Repeat the records below exactly as they appear, leaving out any pictures.

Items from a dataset
◇ ◇ ◇ ◇
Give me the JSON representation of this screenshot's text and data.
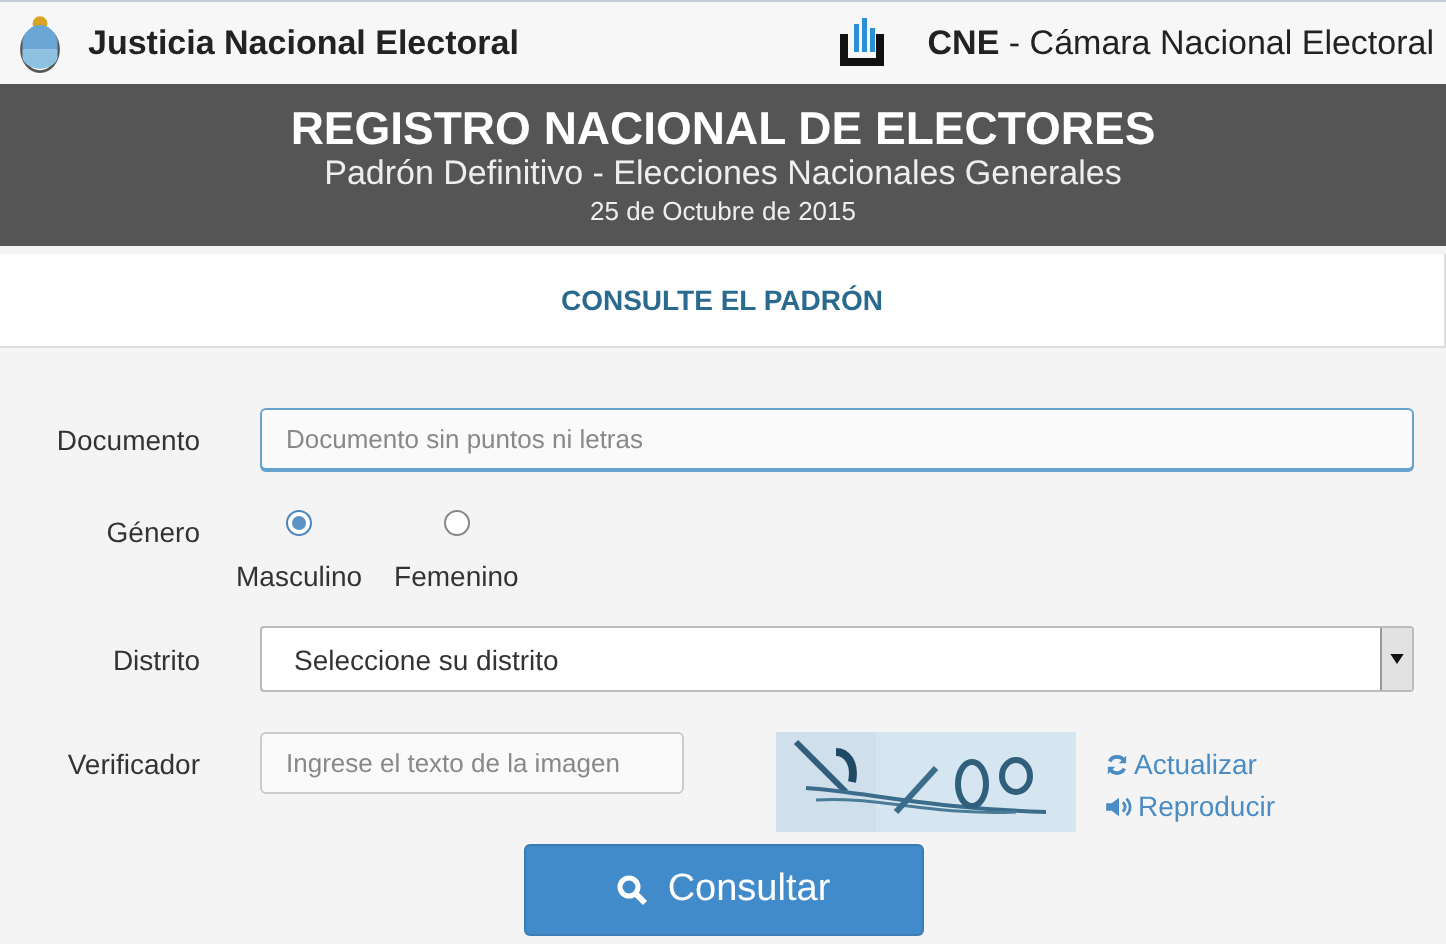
{
  "header": {
    "left_title": "Justicia Nacional Electoral",
    "right_abbr": "CNE",
    "right_title": " - Cámara Nacional Electoral"
  },
  "banner": {
    "title": "REGISTRO NACIONAL DE ELECTORES",
    "subtitle": "Padrón Definitivo - Elecciones Nacionales Generales",
    "date": "25 de Octubre de 2015"
  },
  "section_title": "CONSULTE EL PADRÓN",
  "form": {
    "documento": {
      "label": "Documento",
      "placeholder": "Documento sin puntos ni letras"
    },
    "genero": {
      "label": "Género",
      "options": [
        {
          "label": "Masculino",
          "selected": true
        },
        {
          "label": "Femenino",
          "selected": false
        }
      ]
    },
    "distrito": {
      "label": "Distrito",
      "value": "Seleccione su distrito"
    },
    "verificador": {
      "label": "Verificador",
      "placeholder": "Ingrese el texto de la imagen",
      "links": [
        {
          "kind": "refresh",
          "label": "Actualizar"
        },
        {
          "kind": "audio",
          "label": "Reproducir"
        }
      ]
    },
    "submit": "Consultar"
  }
}
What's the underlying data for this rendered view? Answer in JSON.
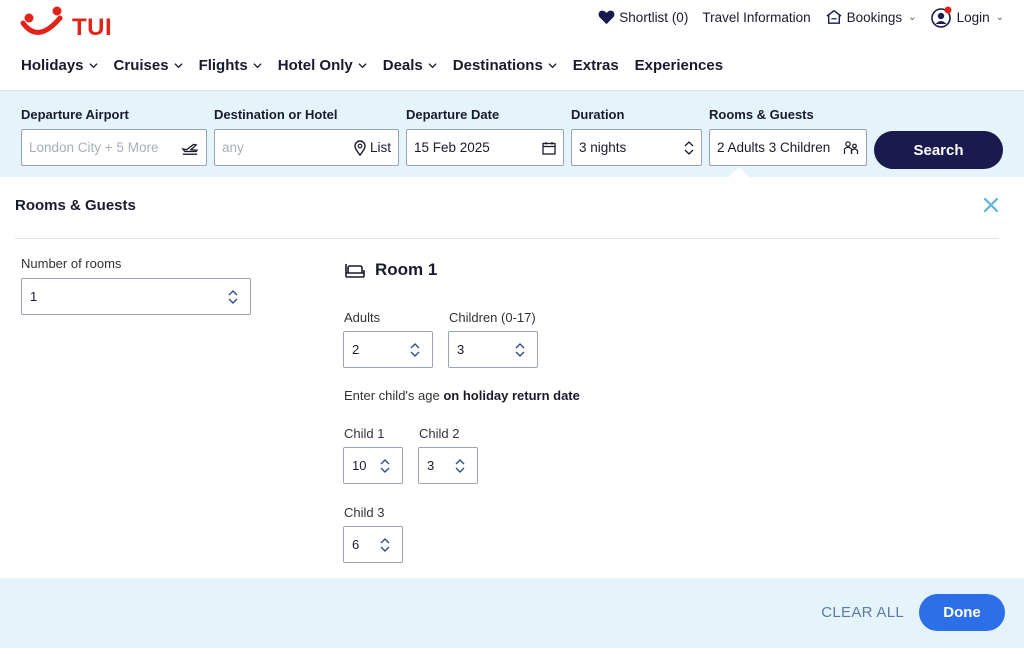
{
  "brand": {
    "name": "TUI",
    "color": "#e2231a"
  },
  "util_nav": {
    "shortlist": "Shortlist (0)",
    "travel_info": "Travel Information",
    "bookings": "Bookings",
    "login": "Login"
  },
  "main_nav": [
    {
      "label": "Holidays",
      "has_dropdown": true
    },
    {
      "label": "Cruises",
      "has_dropdown": true
    },
    {
      "label": "Flights",
      "has_dropdown": true
    },
    {
      "label": "Hotel Only",
      "has_dropdown": true
    },
    {
      "label": "Deals",
      "has_dropdown": true
    },
    {
      "label": "Destinations",
      "has_dropdown": true
    },
    {
      "label": "Extras",
      "has_dropdown": false
    },
    {
      "label": "Experiences",
      "has_dropdown": false
    }
  ],
  "search": {
    "departure_label": "Departure Airport",
    "departure_placeholder": "London City + 5 More",
    "destination_label": "Destination or Hotel",
    "destination_placeholder": "any",
    "list_label": "List",
    "date_label": "Departure Date",
    "date_value": "15 Feb 2025",
    "duration_label": "Duration",
    "duration_value": "3 nights",
    "rooms_label": "Rooms & Guests",
    "rooms_value": "2 Adults 3 Children",
    "search_button": "Search"
  },
  "panel": {
    "title": "Rooms & Guests",
    "rooms_label": "Number of rooms",
    "rooms_value": "1",
    "room_title": "Room 1",
    "adults_label": "Adults",
    "adults_value": "2",
    "children_label": "Children (0-17)",
    "children_value": "3",
    "age_note_prefix": "Enter child's age",
    "age_note_bold": "on holiday return date",
    "children": [
      {
        "label": "Child 1",
        "age": "10"
      },
      {
        "label": "Child 2",
        "age": "3"
      },
      {
        "label": "Child 3",
        "age": "6"
      }
    ]
  },
  "footer": {
    "clear_all": "CLEAR ALL",
    "done": "Done"
  },
  "colors": {
    "navy": "#1a1a4e",
    "light_blue": "#e5f4fb",
    "done_blue": "#2d6fe8",
    "close_blue": "#5ab4d9"
  }
}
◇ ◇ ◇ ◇
### EXPECTED ANSWER
Give me the JSON representation of this screenshot's text and data.
{
  "header": {
    "left_title": "Justicia Nacional Electoral",
    "right_abbr": "CNE",
    "right_title": " - Cámara Nacional Electoral"
  },
  "banner": {
    "title": "REGISTRO NACIONAL DE ELECTORES",
    "subtitle": "Padrón Definitivo - Elecciones Nacionales Generales",
    "date": "25 de Octubre de 2015"
  },
  "section_title": "CONSULTE EL PADRÓN",
  "form": {
    "documento": {
      "label": "Documento",
      "placeholder": "Documento sin puntos ni letras"
    },
    "genero": {
      "label": "Género",
      "options": [
        {
          "label": "Masculino",
          "selected": true
        },
        {
          "label": "Femenino",
          "selected": false
        }
      ]
    },
    "distrito": {
      "label": "Distrito",
      "value": "Seleccione su distrito"
    },
    "verificador": {
      "label": "Verificador",
      "placeholder": "Ingrese el texto de la imagen",
      "links": [
        {
          "kind": "refresh",
          "label": "Actualizar"
        },
        {
          "kind": "audio",
          "label": "Reproducir"
        }
      ]
    },
    "submit": "Consultar"
  }
}
What's the underlying data for this rendered view? Answer in JSON.
{
  "brand": {
    "name": "TUI",
    "color": "#e2231a"
  },
  "util_nav": {
    "shortlist": "Shortlist (0)",
    "travel_info": "Travel Information",
    "bookings": "Bookings",
    "login": "Login"
  },
  "main_nav": [
    {
      "label": "Holidays",
      "has_dropdown": true
    },
    {
      "label": "Cruises",
      "has_dropdown": true
    },
    {
      "label": "Flights",
      "has_dropdown": true
    },
    {
      "label": "Hotel Only",
      "has_dropdown": true
    },
    {
      "label": "Deals",
      "has_dropdown": true
    },
    {
      "label": "Destinations",
      "has_dropdown": true
    },
    {
      "label": "Extras",
      "has_dropdown": false
    },
    {
      "label": "Experiences",
      "has_dropdown": false
    }
  ],
  "search": {
    "departure_label": "Departure Airport",
    "departure_placeholder": "London City + 5 More",
    "destination_label": "Destination or Hotel",
    "destination_placeholder": "any",
    "list_label": "List",
    "date_label": "Departure Date",
    "date_value": "15 Feb 2025",
    "duration_label": "Duration",
    "duration_value": "3 nights",
    "rooms_label": "Rooms & Guests",
    "rooms_value": "2 Adults 3 Children",
    "search_button": "Search"
  },
  "panel": {
    "title": "Rooms & Guests",
    "rooms_label": "Number of rooms",
    "rooms_value": "1",
    "room_title": "Room 1",
    "adults_label": "Adults",
    "adults_value": "2",
    "children_label": "Children (0-17)",
    "children_value": "3",
    "age_note_prefix": "Enter child's age",
    "age_note_bold": "on holiday return date",
    "children": [
      {
        "label": "Child 1",
        "age": "10"
      },
      {
        "label": "Child 2",
        "age": "3"
      },
      {
        "label": "Child 3",
        "age": "6"
      }
    ]
  },
  "footer": {
    "clear_all": "CLEAR ALL",
    "done": "Done"
  },
  "colors": {
    "navy": "#1a1a4e",
    "light_blue": "#e5f4fb",
    "done_blue": "#2d6fe8",
    "close_blue": "#5ab4d9"
  }
}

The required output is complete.